Legion continues to be inscrutable in “Chapter 13”, where a fan-favorite character returned in mysterious circumstances and many characters took the opportunity to monologue, but the show’s usual MVP kept this episode watchable.
You’ll have to forgive me for not recapping last week’s episode of Legion. I had a lot going on, and this site doesn’t pay me enough (or at all, really) to factor this show’s nutty goings-on into my real-life strife. It wouldn’t help anyway, as anyone who has been with the show since the beginning can probably attest to. Luckily nothing much happened last week, which was basically a visual reiteration of all the random stories about her past that Syd has told David, and if it wasn’t for the last-minute reveal that Aubrey Plaza’s Lenny had returned to Legion in a more corporeal form, there wouldn’t have been any reason to mention it at all. Besides, the immediate fallout of Lenny’s return was dealt with properly in this week’s episode, Chapter 13, which now that I think about it didn’t do all that much to advance the main plot either.
It must be said that I’m getting just a bit sick of the philosophising characters do in Legion, especially when it’s to distract from the fact that very little is actually happening. That feeling was exacerbated by Chapter 13, in which Lenny, trapped in some weird upside-down room in Division 3, was visited in turn by Clark, Ptonomy and eventually David. Plaza, who has been excellent in this weird role since the show’s inception (but especially a couple of weeks ago in “Chapter 11”), obviously relished the opportunity to monologue about her junkie past and drag the plot one increment forward with her fidgety babbling. But, much like large chunks of the show thus far, without her it wouldn’t have amounted to much.
You get the sense that Lenny is only here thanks to the demands of fans that rightly attached themselves to the character in the first season and never really let go. Which isn’t necessarily a bad thing – I mean, who doesn’t want more Aubrey Plaza? But practically, there’s really no sensible reason for the character to still exist; there wasn’t when her spirit continued to live in the Shadow King’s mind alongside Oliver, and there isn’t now that she’s back telling stories about her alcoholic grandmother. Not that there’s a sensible reason for anything that happens in Legion, but still. As the physical manifestation of David’s mental parasite, she’s spent time as whatever version of the character was needed for a particular scene. Now I’m wondering if any version of the character is needed at all.
The only important information that Lenny imparts is that Farouk knows where his body is, although how he actually learned that is left mostly unclear.

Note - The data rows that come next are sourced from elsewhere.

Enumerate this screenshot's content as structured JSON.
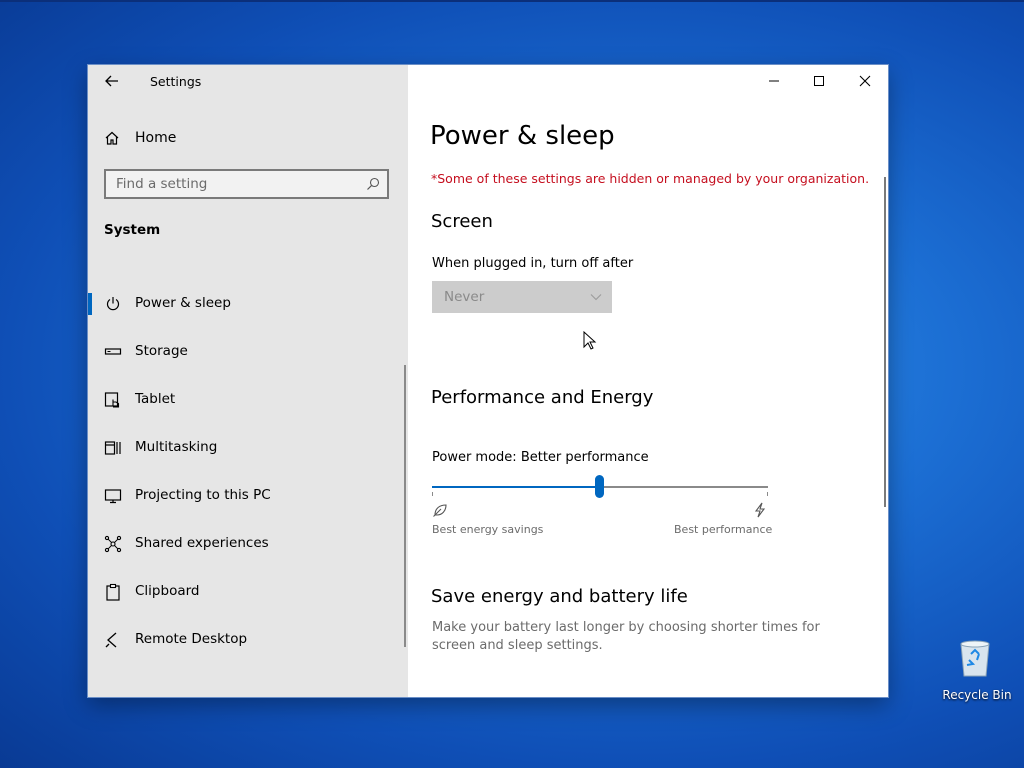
{
  "window": {
    "app_title": "Settings",
    "controls": {
      "minimize": "minimize",
      "maximize": "maximize",
      "close": "close"
    }
  },
  "sidebar": {
    "home_label": "Home",
    "search_placeholder": "Find a setting",
    "section_label": "System",
    "items": [
      {
        "label": "Power & sleep",
        "icon": "power-icon",
        "active": true
      },
      {
        "label": "Storage",
        "icon": "storage-icon",
        "active": false
      },
      {
        "label": "Tablet",
        "icon": "tablet-icon",
        "active": false
      },
      {
        "label": "Multitasking",
        "icon": "multitasking-icon",
        "active": false
      },
      {
        "label": "Projecting to this PC",
        "icon": "projecting-icon",
        "active": false
      },
      {
        "label": "Shared experiences",
        "icon": "shared-experiences-icon",
        "active": false
      },
      {
        "label": "Clipboard",
        "icon": "clipboard-icon",
        "active": false
      },
      {
        "label": "Remote Desktop",
        "icon": "remote-desktop-icon",
        "active": false
      }
    ]
  },
  "main": {
    "title": "Power & sleep",
    "org_warning": "*Some of these settings are hidden or managed by your organization.",
    "screen": {
      "heading": "Screen",
      "plugged_label": "When plugged in, turn off after",
      "plugged_value": "Never"
    },
    "performance": {
      "heading": "Performance and Energy",
      "power_mode_label": "Power mode: Better performance",
      "slider_level": 0.5,
      "left_caption": "Best energy savings",
      "right_caption": "Best performance"
    },
    "battery": {
      "heading": "Save energy and battery life",
      "description": "Make your battery last longer by choosing shorter times for screen and sleep settings."
    }
  },
  "desktop": {
    "recycle_bin_label": "Recycle Bin"
  },
  "colors": {
    "accent": "#0067c0",
    "warning": "#c50f1f",
    "sidebar_bg": "#e6e6e6"
  }
}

Chapter 13 is naturally interspersed with flashbacks of Farouk and Oliver bumbling around having circuitous conversations, but they also dig up Lenny’s remains, take a sample of her DNA, and use it to transform David’s sister, Amy, into a new body for her. This is a reveal that takes the entire episode, two timelines and three interrogations to make itself known, which strikes me as overkill. The wheel-spinning in Legion is becoming somewhat egregious.
Its Lenny’s conversations with David that are the most involving, partly because of their shared history, but mostly because they’re when the show is able to cultivate legitimate interest about their unstable psyches and what that might potentially mean for the existence of both. David ultimately believes that Lenny is being truthful about not knowing the origins of her new body, but the show flirts with the idea that perhaps Lenny, body or not, is just a figment of David’s fractured imagination. She isn’t, obviously, but broaching the idea seems more in-keeping with the show’s identity than having Ptonomy fret about that scabby chicken thing that crawled into his ear a while back.
Only in Legion, really, could a conversation between two characters feel like two characters just talking to themselves. That’s the **** I’m getting sick of. Gentlemanly discussions of morality, of the past and present, of atoms, and those one-sided interludes narrated by Jon Hamm – it’s all becoming insufferable. Every character in the show feels like a mouthpiece for the writers’ highfalutin ideas rather than three-dimensional people with their own goals, flaws and personalities. That it turns out Oliver is planning on doing away with the Shadow King constitutes less a decision he’s made for his own good that him facilitating another opportunity to lecture us about something. Maybe the nature of betrayal or the merits of spending 25 years in a floating ice-cube bachelor pad.
When Chapter 13 begins, it does so with the words “apparently on Legion.” It’s a refreshing change from the TV-standard “previously on” recaps, but it’s also symptomatic of the show’s smarmy, nebulous attitude, and of how it uses the implication of narrative unreliability to mask the fact that nothing is happening. The show’s plot has barely budged an inch since the second season’s premiere, and the fact another episode has been ordered suggests it hasn’t left itself time to tie all the bullshit together before the end.
Chapter 13 might posit itself as a self-contained episode with only one burning question, but really it’s rife with the same, larger questions that we’ve all been wondering for a while now. And chief among them, at least for me, is whether Legion is ever going to get out of its own ******* way.
Jonathon is the Co-Founder of Ready Steady Cut and has been Senior Editor and Chief Critic of the outlet since 2017.